◆ Requirement:
Search the material for the string "Plano", then show every line where it turns up.

◆ Data supplied:
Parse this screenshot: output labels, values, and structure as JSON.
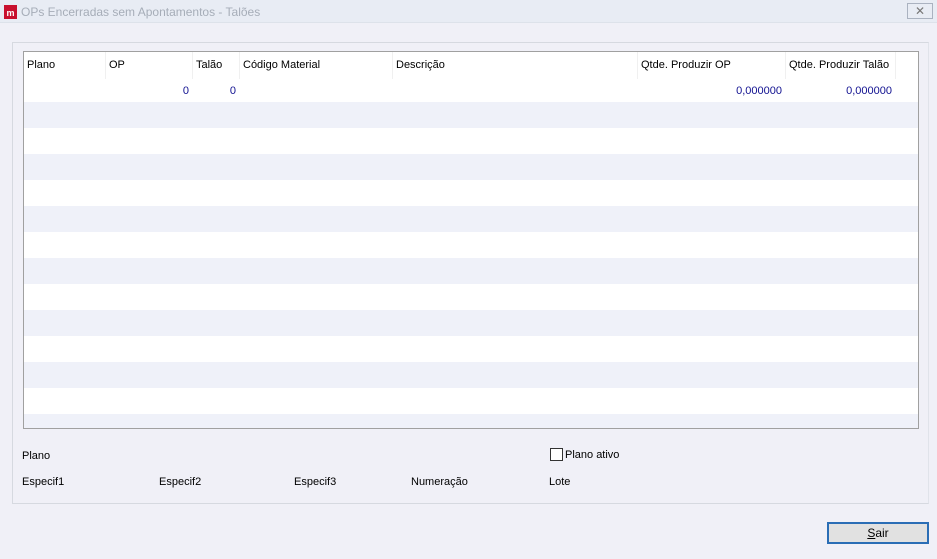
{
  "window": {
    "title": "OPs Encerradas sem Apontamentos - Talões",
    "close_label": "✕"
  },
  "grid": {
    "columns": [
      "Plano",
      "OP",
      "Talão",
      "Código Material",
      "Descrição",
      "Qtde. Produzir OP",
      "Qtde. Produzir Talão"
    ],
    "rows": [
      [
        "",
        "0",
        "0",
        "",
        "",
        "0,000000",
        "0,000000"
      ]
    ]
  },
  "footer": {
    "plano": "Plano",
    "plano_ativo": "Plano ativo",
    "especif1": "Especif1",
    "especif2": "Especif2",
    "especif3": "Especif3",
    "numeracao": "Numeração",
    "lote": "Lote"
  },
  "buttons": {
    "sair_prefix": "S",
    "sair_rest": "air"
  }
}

◆ Exercise result:
      "Plano",
    "plano": "Plano",
    "plano_ativo": "Plano ativo",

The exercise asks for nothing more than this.